Unless the restrictions are clarified and the fears quelled, analysts said, Iran could face dangerous delays and further hurdles in procuring vaccines.
“It’s very likely that complications, whether minor or major, will occur with regards to Iran’s financial contributions to the Covax program,” said Mohsen Zarkesh, an OFAC sanctions attorney at the Zarkesh Law Firm in Washington.
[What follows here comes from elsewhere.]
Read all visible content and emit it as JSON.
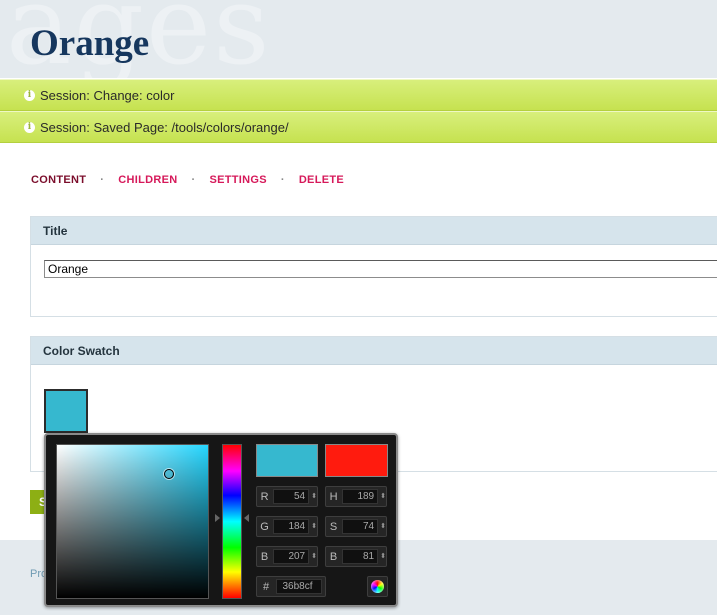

He added, “It’s going to take a lot of extra work and targeted work to make sure that international companies can provide those vaccines efficiently to Iran.”
While Iran has foreign currency reserves in such countries as Germany and South Korea, as well as its own central bank, moving or using this money involves layers of paperwork and delays, Zarkesh said.
Beyond the initial Covax payment, U.S. companies are probably also involved in various parts of the WHO’s and other vaccine programs, which “increases the sanctions risk” if Iran is included, he said.
The U.S. Treasury Department declined to comment.
Over 180 countries have signed up to join Covax, which aims to develop and distribute $2 billion in doses of a vaccine by the end of 2021. The idea is to provide rich and poor countries alike access to coveted vaccines when they become available by pooling capital to provide manufacturers with volume guarantees.
Iran is not the only country to miss its initial Covax payment, said Thomas J. Bollyky, director of the global health program at the Council on Foreign Relations. South African media reported Thursday that the country’s government had not yet paid the first installment. The “lack of financing at this point would not keep [Iran] from participating,” Bollyky said.
Iran’s difficulties, however, are part of its larger challenge of accessing foreign reserves and making timely and predictable payments.
The United States has ramped up sanctions under President Trump’s “maximum pressure” policy and withdrawal from the nuclear deal, which President-elect Joe Biden has pledged to rejoin. The United States has targeted Iranian banks and individuals accused of funding terrorism, though transactions involving medical and humanitarian goods can qualify for a waiver. Nonetheless, analysts that the exemptions themselves are not sufficient to ensure access.
“The truth is that sanctions do make it difficult to process transactions, even if there are humanitarian exceptions,” said Tara Sepehri Far, a researcher focused on Iran with New York-based Human Rights Watch.
Early in the pandemic, Iran faced medical equipment shortages and struggled to procure more from abroad as domestic prices on available items soared.
Iran’s repressive leadership has come under fire for initially mismanaging and covering up the extent of the virus’s spread as hospitals, lacking medicines and beds, buckled under pressure. Fearing further economic troubles, Iran’s leaders have not put the country under a complete lockdown, opting instead for shorter, regionalized closures.
In the meantime, Iran has moved to ramp up its own vaccine edge through state-affiliated companies and institutions. Iran has 12 vaccines under development and its own generic version of the antiviral drug remdesivir, according to Iranian Health Minister Saeed Namaki. The government gave approval Thursday for Iran’s first company to move forward with human vaccine trials and said doses could be rolled out this spring.
But Amir Afkhami, an associate professor and global health expert at George Washington University, said that mismanagement and budgetary restraints could help undercut Iran’s efforts to produce its own vaccines. “I have no doubt that the trickle-down effect of U.S. sanctions have had a direct and indirect effect on the Iranian population,” Afkhami said. “But it’s not necessarily that U.S. sanctions are the only barrier in this issue.”